Athlone Institute of Technology celebrated Science Week 2018 in style with a whole host of
activities and events specifically designed to spark imagination and delight secondary and
primary school children across the Midlands.
From line dancing senior citizens concerned with active ageing and the institute’s first intergeneration games, to fermented foods and gut health, ancient earthy pottery, origami from outer space and a rogue crayfish, attendees were treats to a wide array of workshops, talks and interactive learning experiences.
Coordinated nationally by Science Foundation Ireland (SFI), the institute was one of twelve
centres across Ireland to celebrate the wondrous world of Science, Technology, Engineering
and Maths with the view to encouraging the future matriculation of students into these areas.
This year’s festivities were opened by former Minister for Education Mary O’Rourke, who
aside from being a notable luminary in her own right and a trailblazer in the world of Irish
politics, is one of the institute’s Distinguished Fellows.
Mrs O’Rourke highlighted the importance of events like SFI’s Science Week in making
science more tangible for people: “When people talk about science it’s often ‘up there’,
something that sounds very exciting but feels largely unattainable. In truth, science is about a
whole host of other things; it’s about the interaction between people, it’s about aging, active
ageing, it’s also about cultural and social activity. In other words, it’s about people.”
Exemplifying this, the South Dublin Senior Citizens Club were in attendance to give a line
dancing demonstration and to participate in the institute’s first Intergenerational Games. The
group of senior citizens, whose average age is 76, competed against AIT students in three
sports: Badminton, Table Tennis and Pool. Aside from the fun and frivolity of it all, the
games were intended to highlight the importance of active ageing for the continued health of
older people in the community.
According to Dr Niall Seery, Vice President of Academic Affairs, the South Dublin Senior
Citizens Group are a testament to the positive benefits of active aging: “As Irish playwright
George Bernard Shaw once said, we don’t stop playing because we get old. We get old
because we stop playing. This is a group who are living their lives to the fullest and inspiring
others to do the same through their social and cultural engagement. They are advocating
active aging for the health and wellbeing of all individuals and their communities.”
From a scientific perspective, Organiser and Lecturer in Sport and Recreation, Joe Tierney,
was on hand to take measurements, including heart rates before and after exercise and

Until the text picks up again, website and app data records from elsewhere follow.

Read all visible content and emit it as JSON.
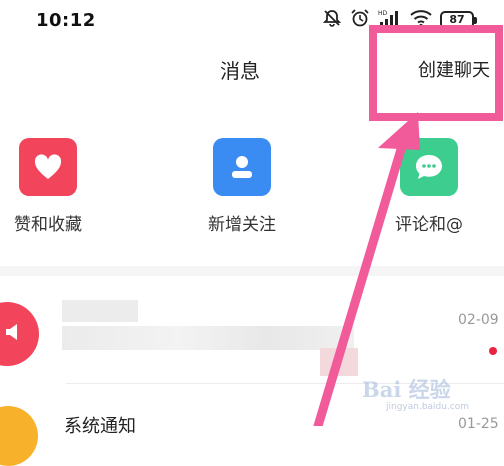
{
  "status_bar": {
    "time": "10:12",
    "battery": "87",
    "icons": [
      "mute-bell-icon",
      "alarm-icon",
      "hd-signal-icon",
      "wifi-icon",
      "battery-icon"
    ]
  },
  "header": {
    "title": "消息",
    "create_chat_label": "创建聊天"
  },
  "quick_actions": [
    {
      "label": "赞和收藏",
      "icon": "heart-icon",
      "color": "#f2455c"
    },
    {
      "label": "新增关注",
      "icon": "person-icon",
      "color": "#3b8cf2"
    },
    {
      "label": "评论和@",
      "icon": "chat-bubble-icon",
      "color": "#3ccd8f"
    }
  ],
  "messages": [
    {
      "title": "",
      "date": "02-09",
      "avatar_icon": "speaker-icon",
      "avatar_color": "#f2455c",
      "unread": true
    },
    {
      "title": "系统通知",
      "date": "01-25",
      "avatar_color": "#f7b12a"
    }
  ],
  "annotation": {
    "color": "#f25b9a"
  },
  "watermark": {
    "logo": "Bai 经验",
    "sub": "jingyan.baidu.com"
  }
}
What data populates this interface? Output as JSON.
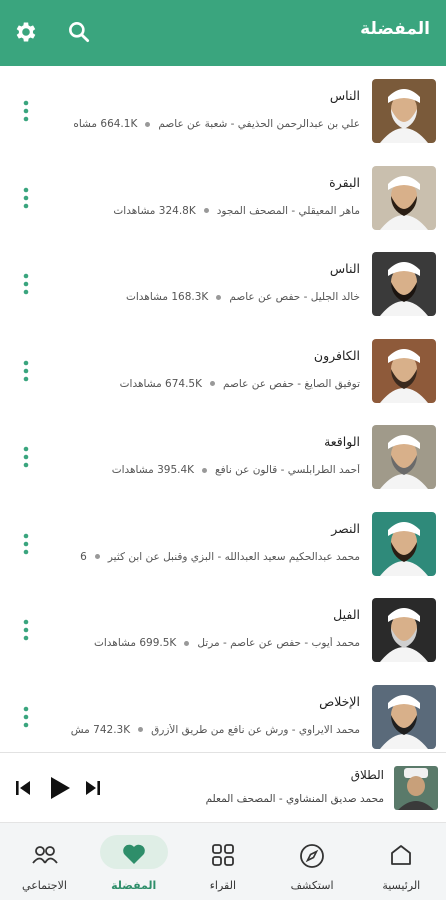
{
  "header": {
    "title": "المفضلة",
    "icons": [
      "settings-icon",
      "search-icon"
    ]
  },
  "accent_color": "#3aa57e",
  "items": [
    {
      "title": "الناس",
      "subtitle": "علي بن عبدالرحمن الحذيفي - شعبة عن عاصم",
      "views": "664.1K مشاه",
      "thumb_bg": "#7a5a3a",
      "hair": "#eeeeee"
    },
    {
      "title": "البقرة",
      "subtitle": "ماهر المعيقلي - المصحف المجود",
      "views": "324.8K مشاهدات",
      "thumb_bg": "#c9bfae",
      "hair": "#2a1e14"
    },
    {
      "title": "الناس",
      "subtitle": "خالد الجليل - حفص عن عاصم",
      "views": "168.3K مشاهدات",
      "thumb_bg": "#3a3a3a",
      "hair": "#1b1410"
    },
    {
      "title": "الكافرون",
      "subtitle": "توفيق الصايغ - حفص عن عاصم",
      "views": "674.5K مشاهدات",
      "thumb_bg": "#8e5a3a",
      "hair": "#3b2a1e"
    },
    {
      "title": "الواقعة",
      "subtitle": "أحمد الطرابلسي - قالون عن نافع",
      "views": "395.4K مشاهدات",
      "thumb_bg": "#a09a8a",
      "hair": "#6a6a6a"
    },
    {
      "title": "النصر",
      "subtitle": "محمد عبدالحكيم سعيد العبدالله - البزي وقنبل عن ابن كثير",
      "views": "6",
      "thumb_bg": "#2f8a7a",
      "hair": "#2a1e14"
    },
    {
      "title": "الفيل",
      "subtitle": "محمد أيوب - حفص عن عاصم - مرتل",
      "views": "699.5K مشاهدات",
      "thumb_bg": "#2a2a2a",
      "hair": "#cfcfcf"
    },
    {
      "title": "الإخلاص",
      "subtitle": "محمد الايراوي - ورش عن نافع من طريق الأزرق",
      "views": "742.3K مش",
      "thumb_bg": "#5a6a7a",
      "hair": "#1e1e1e"
    }
  ],
  "player": {
    "title": "الطلاق",
    "subtitle": "محمد صديق المنشاوي - المصحف المعلم",
    "controls": [
      "skip-previous-icon",
      "play-icon",
      "skip-next-icon"
    ]
  },
  "nav": [
    {
      "label": "الاجتماعي",
      "icon": "people-icon",
      "active": false
    },
    {
      "label": "المفضلة",
      "icon": "heart-icon",
      "active": true
    },
    {
      "label": "القراء",
      "icon": "grid-icon",
      "active": false
    },
    {
      "label": "استكشف",
      "icon": "compass-icon",
      "active": false
    },
    {
      "label": "الرئيسية",
      "icon": "home-icon",
      "active": false
    }
  ]
}
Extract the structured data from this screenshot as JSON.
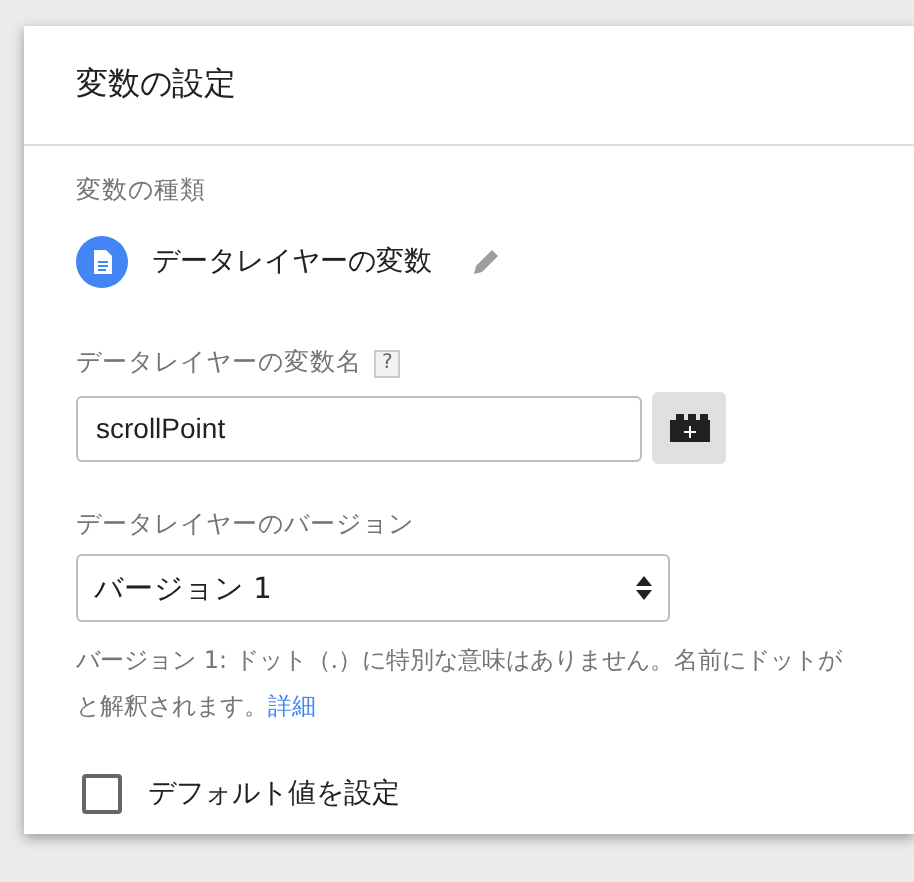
{
  "dialog": {
    "title": "変数の設定"
  },
  "variable_type": {
    "label": "変数の種類",
    "name": "データレイヤーの変数"
  },
  "variable_name": {
    "label": "データレイヤーの変数名",
    "help": "?",
    "value": "scrollPoint"
  },
  "version": {
    "label": "データレイヤーのバージョン",
    "value": "バージョン 1",
    "help_line_1": "バージョン 1: ドット（.）に特別な意味はありません。名前にドットが",
    "help_line_2": "と解釈されます。",
    "link": "詳細"
  },
  "default_value": {
    "label": "デフォルト値を設定",
    "checked": false
  }
}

recovery, as well as the number of steps participants had taken over the course of the events.
The same was done for the participating Sports Science students, whose average age is 21.
“Engagement in physical activity enhances people lives but it’s not just the physical element
that’s important, the social element is also crucial for active, healthy and happy aging.
Physical activity, whether that be through sport or line dancing, brings people together and
gives them a reason to communicate. Today’s Intergenerational Games, which saw older
people mixing with younger people and vice versa, was a huge success and of benefit to both
groups,” he said.
Over the course of Science Week, which ran from November 11th to 18th, attendees were
also treated to a series of interactive workshops and talks, including a Junior Cycle Project
Event that looked at Athlone’s freshwater ecology, a microbiology lab, everyday science in
the kitchen, a ‘who done it’-style forensic lab and a look at the ingredients in our food.
As part of a series of bitesize lunchtime lectures, attendees also learned about the secret life
of bees, origami in and out of outer space, pottery: an ancient earthy science and lastly, drugs:
the good, the bad and the ugly, the latter of which was delivered by Lecturer in the
Department of Nursing and Health Sciences, Dr Gary Stack. Dr Stack’s talk looked at
people’s experiences with and management of pain, particularly in relation to pain
“Pain is such a broad topic and can range from a tooth-ache to severe and debilitating back
pain. As a community pharmacist, I have spent many days helping people to choose the right
solution for their symptoms. By understanding more about the science of pain and the
medicines we use to treat it, people can be empowered to make better choices for their own
healthcare,” he said.
The week rounded out with the ISTA Secondary Schools Chemistry Quiz Final, which was
hosted on Thursday evening in the Hospitality, Tourism and Leisure building and a series of
Anyone4Science roadshows, which gave students the opportunity to carry out their own
scientific investigation or activity during the workshops - giving them a ‘hands-on’ science
The SFI funds oriented basic and applied research in the areas of science, technology,
engineering, and mathematics (STEM) which promotes and assists the development and
competitiveness of industry, enterprise and employment in Ireland. The Foundation also
promotes and supports the study of, education in and engagement with, STEM and promotes
an awareness and understanding of the value of STEM to society and to the growth of the